▸ **EXERCISE REQUIREMENTS**
Check each line of the entries for the string "number". Report only how many lines have it.

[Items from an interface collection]
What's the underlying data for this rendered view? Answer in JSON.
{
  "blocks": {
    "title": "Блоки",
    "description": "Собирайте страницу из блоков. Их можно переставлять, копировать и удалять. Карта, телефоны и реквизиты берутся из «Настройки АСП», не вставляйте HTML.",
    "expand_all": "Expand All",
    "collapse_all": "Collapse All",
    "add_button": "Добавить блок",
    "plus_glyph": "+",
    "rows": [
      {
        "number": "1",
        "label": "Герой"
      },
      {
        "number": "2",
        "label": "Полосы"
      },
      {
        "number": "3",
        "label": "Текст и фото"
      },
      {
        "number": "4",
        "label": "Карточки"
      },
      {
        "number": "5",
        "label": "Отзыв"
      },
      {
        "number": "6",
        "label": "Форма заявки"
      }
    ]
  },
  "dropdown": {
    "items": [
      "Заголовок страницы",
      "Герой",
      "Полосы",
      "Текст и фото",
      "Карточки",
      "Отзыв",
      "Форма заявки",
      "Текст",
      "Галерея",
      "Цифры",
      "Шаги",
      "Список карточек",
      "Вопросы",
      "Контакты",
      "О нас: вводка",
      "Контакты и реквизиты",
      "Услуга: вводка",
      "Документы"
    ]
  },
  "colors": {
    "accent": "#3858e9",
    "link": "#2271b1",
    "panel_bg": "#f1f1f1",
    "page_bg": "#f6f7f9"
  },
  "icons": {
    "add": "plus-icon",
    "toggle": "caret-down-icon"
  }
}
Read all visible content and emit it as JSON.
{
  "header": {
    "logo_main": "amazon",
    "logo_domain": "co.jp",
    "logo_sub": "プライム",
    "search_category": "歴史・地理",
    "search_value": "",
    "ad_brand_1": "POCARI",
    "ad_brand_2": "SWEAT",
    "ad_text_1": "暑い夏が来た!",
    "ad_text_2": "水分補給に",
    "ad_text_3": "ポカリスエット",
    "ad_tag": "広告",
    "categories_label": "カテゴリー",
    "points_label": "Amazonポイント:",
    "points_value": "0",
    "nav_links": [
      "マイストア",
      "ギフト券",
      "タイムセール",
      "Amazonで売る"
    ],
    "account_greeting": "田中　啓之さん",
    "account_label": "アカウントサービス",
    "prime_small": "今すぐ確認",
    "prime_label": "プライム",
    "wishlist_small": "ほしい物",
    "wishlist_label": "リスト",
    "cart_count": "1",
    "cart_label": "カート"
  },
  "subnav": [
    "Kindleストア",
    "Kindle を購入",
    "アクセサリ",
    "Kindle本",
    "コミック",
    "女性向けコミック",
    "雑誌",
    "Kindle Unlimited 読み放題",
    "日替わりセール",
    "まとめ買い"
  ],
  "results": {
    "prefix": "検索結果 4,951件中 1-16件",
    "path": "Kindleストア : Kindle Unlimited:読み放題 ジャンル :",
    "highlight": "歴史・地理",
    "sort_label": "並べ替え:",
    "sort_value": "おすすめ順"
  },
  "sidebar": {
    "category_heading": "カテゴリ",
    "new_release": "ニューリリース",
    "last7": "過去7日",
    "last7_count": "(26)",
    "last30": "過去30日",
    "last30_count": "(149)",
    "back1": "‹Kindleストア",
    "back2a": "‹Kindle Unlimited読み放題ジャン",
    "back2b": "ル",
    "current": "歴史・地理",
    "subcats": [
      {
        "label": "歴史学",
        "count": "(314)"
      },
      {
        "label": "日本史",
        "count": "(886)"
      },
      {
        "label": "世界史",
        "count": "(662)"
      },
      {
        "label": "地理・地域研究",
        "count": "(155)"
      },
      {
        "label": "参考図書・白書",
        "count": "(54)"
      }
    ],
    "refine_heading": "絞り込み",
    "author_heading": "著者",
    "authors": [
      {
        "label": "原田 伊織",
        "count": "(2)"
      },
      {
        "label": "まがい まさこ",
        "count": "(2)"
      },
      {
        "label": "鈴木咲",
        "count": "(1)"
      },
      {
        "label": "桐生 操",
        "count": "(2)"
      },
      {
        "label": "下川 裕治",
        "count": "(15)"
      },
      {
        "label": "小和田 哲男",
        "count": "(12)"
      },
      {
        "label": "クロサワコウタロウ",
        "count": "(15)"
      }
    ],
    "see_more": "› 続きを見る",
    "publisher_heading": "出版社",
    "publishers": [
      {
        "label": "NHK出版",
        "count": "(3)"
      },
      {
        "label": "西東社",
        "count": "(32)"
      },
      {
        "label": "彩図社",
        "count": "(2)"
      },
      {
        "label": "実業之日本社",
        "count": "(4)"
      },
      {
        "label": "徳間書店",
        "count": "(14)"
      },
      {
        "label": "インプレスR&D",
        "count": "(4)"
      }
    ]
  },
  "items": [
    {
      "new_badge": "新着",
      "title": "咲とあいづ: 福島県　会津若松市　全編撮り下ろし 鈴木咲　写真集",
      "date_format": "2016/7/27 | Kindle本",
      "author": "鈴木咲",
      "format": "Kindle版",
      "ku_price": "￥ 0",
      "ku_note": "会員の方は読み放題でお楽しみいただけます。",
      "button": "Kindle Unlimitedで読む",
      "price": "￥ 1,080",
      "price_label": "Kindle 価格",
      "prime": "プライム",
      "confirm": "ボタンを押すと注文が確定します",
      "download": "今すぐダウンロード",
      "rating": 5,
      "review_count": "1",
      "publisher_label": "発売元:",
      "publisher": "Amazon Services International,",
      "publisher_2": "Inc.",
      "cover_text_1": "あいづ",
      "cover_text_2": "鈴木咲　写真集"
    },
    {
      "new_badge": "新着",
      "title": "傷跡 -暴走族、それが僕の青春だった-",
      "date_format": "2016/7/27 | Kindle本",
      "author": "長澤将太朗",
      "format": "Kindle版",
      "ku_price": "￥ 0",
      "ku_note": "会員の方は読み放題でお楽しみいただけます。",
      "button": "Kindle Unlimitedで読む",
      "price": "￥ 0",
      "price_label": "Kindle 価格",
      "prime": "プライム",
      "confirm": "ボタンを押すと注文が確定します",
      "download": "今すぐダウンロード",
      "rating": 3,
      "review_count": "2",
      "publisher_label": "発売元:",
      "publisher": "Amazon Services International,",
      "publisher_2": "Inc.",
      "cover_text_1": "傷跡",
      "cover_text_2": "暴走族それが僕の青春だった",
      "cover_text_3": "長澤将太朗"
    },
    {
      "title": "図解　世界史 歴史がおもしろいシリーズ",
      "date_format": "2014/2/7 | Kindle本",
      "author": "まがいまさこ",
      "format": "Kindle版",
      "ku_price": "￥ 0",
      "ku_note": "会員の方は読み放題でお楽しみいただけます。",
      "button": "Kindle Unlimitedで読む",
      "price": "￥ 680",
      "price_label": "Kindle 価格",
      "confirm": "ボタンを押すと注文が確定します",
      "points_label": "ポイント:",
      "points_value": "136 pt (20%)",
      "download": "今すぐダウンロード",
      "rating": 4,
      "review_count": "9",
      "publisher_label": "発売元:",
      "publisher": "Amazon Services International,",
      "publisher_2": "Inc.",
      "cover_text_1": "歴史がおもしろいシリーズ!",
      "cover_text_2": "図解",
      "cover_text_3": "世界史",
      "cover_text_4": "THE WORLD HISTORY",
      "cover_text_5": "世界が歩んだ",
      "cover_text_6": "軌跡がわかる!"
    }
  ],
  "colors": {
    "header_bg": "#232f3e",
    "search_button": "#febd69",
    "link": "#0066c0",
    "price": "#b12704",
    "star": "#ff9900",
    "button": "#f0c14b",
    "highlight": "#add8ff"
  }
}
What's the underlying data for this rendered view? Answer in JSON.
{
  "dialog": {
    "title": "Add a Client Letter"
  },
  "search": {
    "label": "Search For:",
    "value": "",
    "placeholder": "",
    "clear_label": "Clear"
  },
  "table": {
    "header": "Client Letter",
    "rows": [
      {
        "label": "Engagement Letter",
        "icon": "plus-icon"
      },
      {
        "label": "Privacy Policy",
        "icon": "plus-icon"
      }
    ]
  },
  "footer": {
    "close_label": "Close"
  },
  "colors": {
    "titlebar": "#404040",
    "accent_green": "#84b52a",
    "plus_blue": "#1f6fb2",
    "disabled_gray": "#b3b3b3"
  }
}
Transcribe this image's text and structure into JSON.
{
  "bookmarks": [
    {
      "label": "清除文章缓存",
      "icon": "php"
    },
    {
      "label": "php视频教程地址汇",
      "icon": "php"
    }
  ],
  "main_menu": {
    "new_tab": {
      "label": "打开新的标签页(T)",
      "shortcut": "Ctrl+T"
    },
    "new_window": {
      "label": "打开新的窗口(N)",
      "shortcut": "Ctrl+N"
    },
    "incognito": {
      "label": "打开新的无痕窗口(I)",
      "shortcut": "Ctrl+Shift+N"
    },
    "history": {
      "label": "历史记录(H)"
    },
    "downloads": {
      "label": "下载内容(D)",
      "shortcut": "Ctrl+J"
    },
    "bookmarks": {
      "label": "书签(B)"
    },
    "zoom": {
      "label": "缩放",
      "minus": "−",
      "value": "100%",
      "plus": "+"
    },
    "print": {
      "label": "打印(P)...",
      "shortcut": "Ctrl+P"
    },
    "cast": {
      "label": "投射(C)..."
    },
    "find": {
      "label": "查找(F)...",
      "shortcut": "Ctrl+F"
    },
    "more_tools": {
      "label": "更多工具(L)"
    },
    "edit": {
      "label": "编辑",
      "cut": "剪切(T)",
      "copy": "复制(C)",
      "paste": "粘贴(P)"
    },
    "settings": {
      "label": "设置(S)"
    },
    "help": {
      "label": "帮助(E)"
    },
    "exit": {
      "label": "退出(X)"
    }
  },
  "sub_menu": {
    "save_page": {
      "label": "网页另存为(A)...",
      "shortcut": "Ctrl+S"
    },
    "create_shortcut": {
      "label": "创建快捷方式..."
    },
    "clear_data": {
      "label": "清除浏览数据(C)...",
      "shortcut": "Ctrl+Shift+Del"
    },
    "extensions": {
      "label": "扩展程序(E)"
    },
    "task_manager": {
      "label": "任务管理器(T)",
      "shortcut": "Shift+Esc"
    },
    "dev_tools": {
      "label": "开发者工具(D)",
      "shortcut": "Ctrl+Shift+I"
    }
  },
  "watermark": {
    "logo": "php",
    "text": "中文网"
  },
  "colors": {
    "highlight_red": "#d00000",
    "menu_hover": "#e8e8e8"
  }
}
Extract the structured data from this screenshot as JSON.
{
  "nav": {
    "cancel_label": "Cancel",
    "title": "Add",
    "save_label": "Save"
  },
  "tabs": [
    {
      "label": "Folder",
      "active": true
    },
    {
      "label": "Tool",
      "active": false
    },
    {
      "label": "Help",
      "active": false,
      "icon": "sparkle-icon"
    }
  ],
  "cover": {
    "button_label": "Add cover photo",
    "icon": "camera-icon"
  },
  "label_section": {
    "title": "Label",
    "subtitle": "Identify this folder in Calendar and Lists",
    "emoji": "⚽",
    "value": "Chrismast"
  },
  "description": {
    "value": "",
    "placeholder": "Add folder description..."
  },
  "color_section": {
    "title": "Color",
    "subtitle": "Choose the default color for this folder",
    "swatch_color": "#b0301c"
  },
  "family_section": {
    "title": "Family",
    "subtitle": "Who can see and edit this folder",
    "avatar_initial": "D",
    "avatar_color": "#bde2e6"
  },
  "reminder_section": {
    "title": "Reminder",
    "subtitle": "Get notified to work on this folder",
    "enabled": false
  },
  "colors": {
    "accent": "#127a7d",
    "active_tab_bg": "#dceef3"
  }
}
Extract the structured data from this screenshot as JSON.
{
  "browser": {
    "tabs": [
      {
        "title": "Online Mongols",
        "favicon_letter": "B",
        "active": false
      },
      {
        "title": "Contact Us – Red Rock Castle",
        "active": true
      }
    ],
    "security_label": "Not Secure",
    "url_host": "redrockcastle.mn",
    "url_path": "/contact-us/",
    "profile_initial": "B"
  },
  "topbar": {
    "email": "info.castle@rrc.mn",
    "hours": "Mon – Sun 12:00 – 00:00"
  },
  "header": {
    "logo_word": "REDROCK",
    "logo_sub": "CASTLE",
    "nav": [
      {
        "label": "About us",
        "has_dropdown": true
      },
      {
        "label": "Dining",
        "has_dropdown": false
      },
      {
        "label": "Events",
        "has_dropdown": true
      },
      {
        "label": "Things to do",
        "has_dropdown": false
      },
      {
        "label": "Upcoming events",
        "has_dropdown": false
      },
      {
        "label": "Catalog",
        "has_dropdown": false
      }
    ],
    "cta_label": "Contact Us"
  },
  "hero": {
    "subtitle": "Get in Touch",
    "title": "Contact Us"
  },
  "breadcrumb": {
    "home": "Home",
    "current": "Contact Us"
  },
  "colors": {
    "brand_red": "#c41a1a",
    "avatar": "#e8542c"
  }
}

▸ **OUTPUT**
6